I say the true opportunity is even bigger, because they haven't factored in all out cyberwar between America and the evil trinity of Russia/Iran/China. State-backed cyberattacks are nothing new. Remember North Korea and Sony back when the JamesFranco-SethRogen masterpiece The Interview came out? Or remember when Microsoft reported that foreign hackers were trying to compromise the 2020 elections? Remember when China agreed to invest $400B in Iran's tech sector?
And that's just the tip of the iceberg. Geopolitical tensions will of course continue to heat up. This is because humans are just a bunch of glorified, nuclear-powered apes. We will see stronger legislation mandating that businesses armor the fuck up. We will see outsized and reactionary government spending on cybersecurity. We will also likely see tax-payer funded incentives and subsidies directed toward cybsersecurity firms.
When I worked in venture capital for a summer, I realized just how important the management team is to potential investors. And CrowdStrike lives up to all expectations in this area.
George Kurtz, the CEO and Co-Founder of CrowdStrike has a track record of CyberSecurity success. His startup Foundstone was acquired by McAfee in 2004, after which he worked his way up the ranks to become the CTO of McAfee. Clearly, this guy knows what the fuck he's doing. He's no sleazy salesman, he's a princely technocrat.

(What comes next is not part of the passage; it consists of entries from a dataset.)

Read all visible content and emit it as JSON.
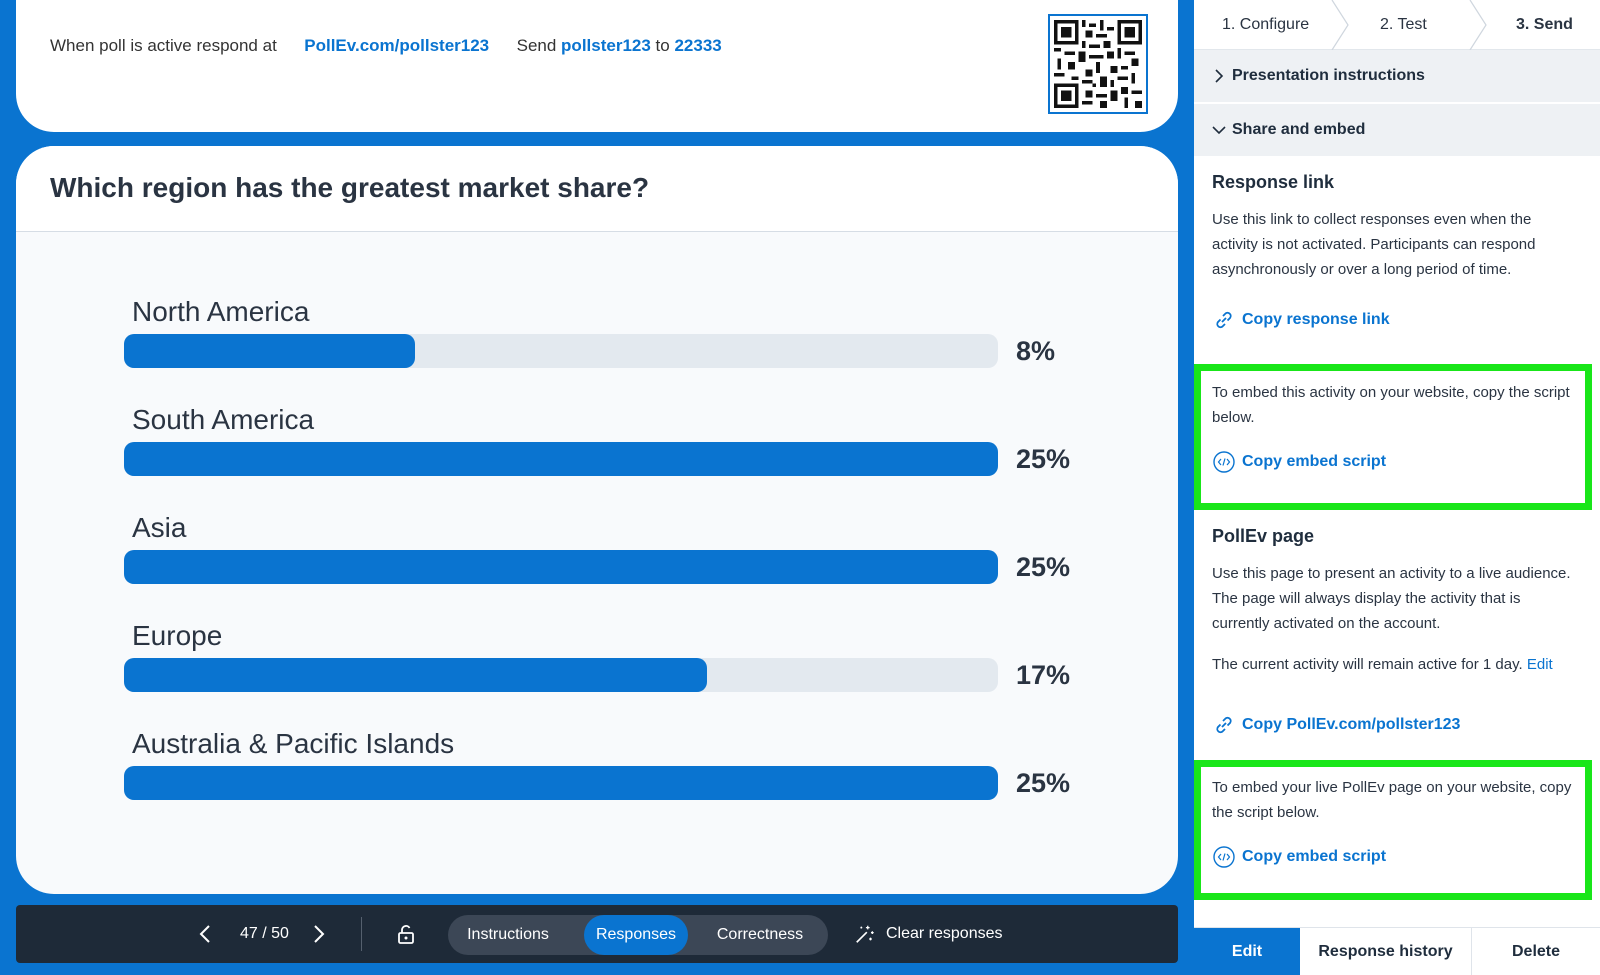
{
  "header": {
    "respond_prefix": "When poll is active respond at",
    "respond_url": "PollEv.com/pollster123",
    "send_word": "Send",
    "keyword": "pollster123",
    "to_word": "to",
    "number": "22333"
  },
  "question": {
    "title": "Which region has the greatest market share?",
    "options": [
      {
        "label": "North America",
        "percent_text": "8%",
        "fill_fraction": 0.333
      },
      {
        "label": "South America",
        "percent_text": "25%",
        "fill_fraction": 1.0
      },
      {
        "label": "Asia",
        "percent_text": "25%",
        "fill_fraction": 1.0
      },
      {
        "label": "Europe",
        "percent_text": "17%",
        "fill_fraction": 0.667
      },
      {
        "label": "Australia & Pacific Islands",
        "percent_text": "25%",
        "fill_fraction": 1.0
      }
    ]
  },
  "toolbar": {
    "page_indicator": "47 / 50",
    "tabs": [
      "Instructions",
      "Responses",
      "Correctness"
    ],
    "active_tab": "Responses",
    "clear_label": "Clear responses"
  },
  "panel": {
    "steps": [
      "1. Configure",
      "2. Test",
      "3. Send"
    ],
    "current_step": "3. Send",
    "presentation_instructions": "Presentation instructions",
    "share_and_embed": "Share and embed",
    "response_link": {
      "title": "Response link",
      "text": "Use this link to collect responses even when the activity is not activated. Participants can respond asynchronously or over a long period of time.",
      "copy_label": "Copy response link"
    },
    "embed_activity": {
      "text": "To embed this activity on your website, copy the script below.",
      "copy_label": "Copy embed script"
    },
    "pollev_page": {
      "title": "PollEv page",
      "text": "Use this page to present an activity to a live audience. The page will always display the activity that is currently activated on the account.",
      "active_text": "The current activity will remain active for 1 day.",
      "edit_label": "Edit",
      "copy_label": "Copy PollEv.com/pollster123"
    },
    "embed_page": {
      "text": "To embed your live PollEv page on your website, copy the script below.",
      "copy_label": "Copy embed script"
    },
    "footer": {
      "edit": "Edit",
      "history": "Response history",
      "delete": "Delete"
    }
  },
  "colors": {
    "brand_blue": "#0a74d0",
    "highlight_green": "#19e619",
    "toolbar_dark": "#1e2a38"
  },
  "icons": [
    "qr-code-icon",
    "chevron-left-icon",
    "chevron-right-icon",
    "unlock-icon",
    "clear-sparkle-icon",
    "link-icon",
    "code-icon",
    "chevron-down-icon"
  ]
}
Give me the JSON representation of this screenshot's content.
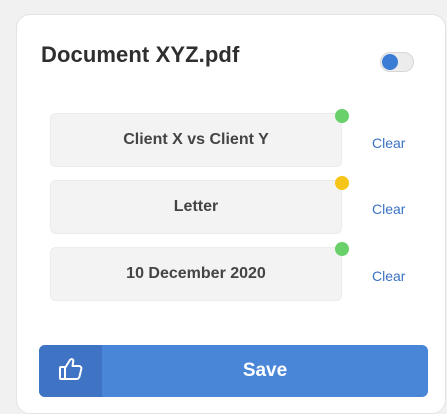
{
  "card": {
    "title": "Document XYZ.pdf",
    "toggle": {
      "on": false
    }
  },
  "fields": [
    {
      "value": "Client X vs Client Y",
      "status_color": "#6ad06a",
      "clear_label": "Clear"
    },
    {
      "value": "Letter",
      "status_color": "#f5c518",
      "clear_label": "Clear"
    },
    {
      "value": "10 December 2020",
      "status_color": "#6ad06a",
      "clear_label": "Clear"
    }
  ],
  "save": {
    "label": "Save",
    "icon": "thumbs-up-icon"
  },
  "colors": {
    "accent": "#4a86d8",
    "accent_dark": "#3f74c4",
    "link": "#3a73c4"
  }
}
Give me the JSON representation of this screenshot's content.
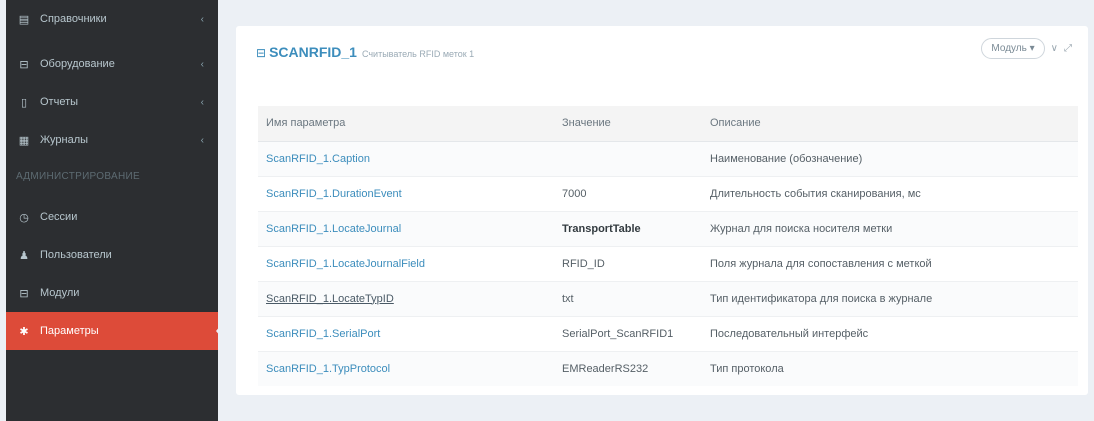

The Chief Strategy Officer used to be the Executive Assistant Director of the FBI's Criminal, Cyber, Response and Services Branch. I'd bet my house that this white male has many white male friends in high places. Friends who'd gladly toss him a contract or two.
The rest of the C-Suite are all cyber veterans, even the CFO. It's a who's who of hacker nerds who saw the light.
Here's an overview of Q1FY22 results: Revenue increased 70% YoY, which reflects 82% growth in subscription customers. They had a net loss of $85M only because they are investing aggressively in growth and R&D. At the end of the day they have $1.7B cash on hand to weather any shitstorms.
The customer relationships are deep and broad. Recurring revenue is over $1B. Furthermore, existing customers end up buying more and more products from CrowdStrike as time goes on. 64% of customers have now adopted four or more CrowdStrike products into their subscription. And it's not like companies who need to cut costs are going to get rid of their cybersecurity provider.
Why buy a shitass SPAC for upside? $CRWD is a litass business with the world at its feet.
Sources: Most recent 10-Q, company website, Cybersecurity news reports on Financial Times, my friends in tech and the public sector, Mindfuck by Christopher Wylie, 1984 by Georgei Orwellovski, The Communist Manifesto by Karl Marx
Position: Shares for now because all my liquid savings are going toward rent, but I've got a sweetass summer internship and I promise to YOLO my next paycheck into this. Buy calls, shits finna rip Tuesday.